The reason is the Cybertruck will probably be quite heavy. Vehicle classes are based on gross vehicle weight ratings (GVWR). This is basically the absolute maximum a vehicle can weigh, comprising the car's weight plus whatever is in it. The 2b-3 medium-duty class consists of vehicles with gross vehicle weight ratings over 8,500 pounds, while the light-duty group is under 8,500 pounds. The Tesla probably goes over that 8,500-pound mark not just because of its payload, which is a claimed 3,500 pounds for the base model, but because electric cars with all their batteries weigh a lot.

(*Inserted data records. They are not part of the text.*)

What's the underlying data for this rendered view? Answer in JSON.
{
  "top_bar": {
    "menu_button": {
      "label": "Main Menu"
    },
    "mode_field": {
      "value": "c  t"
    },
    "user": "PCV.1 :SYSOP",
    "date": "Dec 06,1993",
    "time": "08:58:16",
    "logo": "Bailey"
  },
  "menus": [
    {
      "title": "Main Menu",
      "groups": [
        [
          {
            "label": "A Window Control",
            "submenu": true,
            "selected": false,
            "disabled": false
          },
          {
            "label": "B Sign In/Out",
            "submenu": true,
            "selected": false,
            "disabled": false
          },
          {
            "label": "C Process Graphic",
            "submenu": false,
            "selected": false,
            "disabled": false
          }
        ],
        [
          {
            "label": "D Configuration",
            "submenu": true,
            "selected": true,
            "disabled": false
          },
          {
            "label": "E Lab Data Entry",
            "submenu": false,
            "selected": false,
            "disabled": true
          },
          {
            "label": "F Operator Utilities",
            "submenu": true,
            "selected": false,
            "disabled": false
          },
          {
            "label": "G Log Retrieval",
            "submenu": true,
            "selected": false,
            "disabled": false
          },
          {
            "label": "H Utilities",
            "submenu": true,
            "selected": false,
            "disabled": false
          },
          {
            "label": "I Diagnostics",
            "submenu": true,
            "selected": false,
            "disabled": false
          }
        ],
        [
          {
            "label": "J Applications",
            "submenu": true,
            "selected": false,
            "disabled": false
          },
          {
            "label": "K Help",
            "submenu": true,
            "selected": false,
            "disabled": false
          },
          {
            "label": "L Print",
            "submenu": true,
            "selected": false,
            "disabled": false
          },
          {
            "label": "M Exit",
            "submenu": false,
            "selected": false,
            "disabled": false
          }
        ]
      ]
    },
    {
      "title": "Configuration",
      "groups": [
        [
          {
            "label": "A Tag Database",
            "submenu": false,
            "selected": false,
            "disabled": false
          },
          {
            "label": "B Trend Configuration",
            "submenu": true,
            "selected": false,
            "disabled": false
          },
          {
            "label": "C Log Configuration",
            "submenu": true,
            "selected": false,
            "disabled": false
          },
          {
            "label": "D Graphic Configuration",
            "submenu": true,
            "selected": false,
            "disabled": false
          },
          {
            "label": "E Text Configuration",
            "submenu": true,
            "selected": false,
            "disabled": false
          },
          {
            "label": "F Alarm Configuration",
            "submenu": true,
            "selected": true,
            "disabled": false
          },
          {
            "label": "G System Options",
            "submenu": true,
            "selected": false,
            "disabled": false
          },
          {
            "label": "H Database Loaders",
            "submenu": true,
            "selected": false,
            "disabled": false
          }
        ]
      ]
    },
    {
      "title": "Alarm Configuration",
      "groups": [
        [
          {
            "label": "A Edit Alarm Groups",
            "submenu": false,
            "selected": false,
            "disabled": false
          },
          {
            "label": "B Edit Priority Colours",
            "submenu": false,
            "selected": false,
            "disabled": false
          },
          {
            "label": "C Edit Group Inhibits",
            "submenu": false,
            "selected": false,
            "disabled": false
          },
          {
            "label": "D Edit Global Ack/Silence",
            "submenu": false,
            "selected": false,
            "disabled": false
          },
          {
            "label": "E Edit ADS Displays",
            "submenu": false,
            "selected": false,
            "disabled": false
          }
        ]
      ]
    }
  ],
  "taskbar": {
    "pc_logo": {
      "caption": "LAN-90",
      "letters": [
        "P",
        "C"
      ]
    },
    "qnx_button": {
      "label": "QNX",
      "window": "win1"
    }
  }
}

Take for instance the Porsche Taycan Turbo. It's not a very big sports sedan, but it has a curb weight of a whopping 5,132 pounds, which is heavier than any F-150 except the diesel model and the Raptor. And even with all those batteries and an aerodynamic shape, it only manages an EPA range of 201 miles. Put a bunch of batteries in a vehicle with the size and heavy build of an F-150, but with worse aerodynamics than a Taycan or Model S, and hit at least 250 miles of range, and you're going to have an elephant of a vehicle, no matter who's building it.
There are some interesting consequences to the classification of the Tesla and the likely heavy weight of all electric pickup trucks. As the author of the Automotive News article pointed out on Twitter, medium-duty vehicles don't get an EPA fuel economy rating, so Tesla probably wouldn't have to have an official EPA range and electricity usage rating.
Also, if the Cybertruck ends up in the medium-duty class, there's a strong possibility the upcoming electric F-150, and even the Rivian R1T, will, too, depending on its capabilities. The 2020 F-150 has a GVWR range from 6,070 pounds to 7,850 pounds. Ford could potentially reduce the payload capacity of an electric F-150 to try and stay under the 8,500-pound GVWR mark, but we expect Ford won't want to sacrifice any capability, as it wants the electric F-150 to be just as usable as the internal-combustion versions.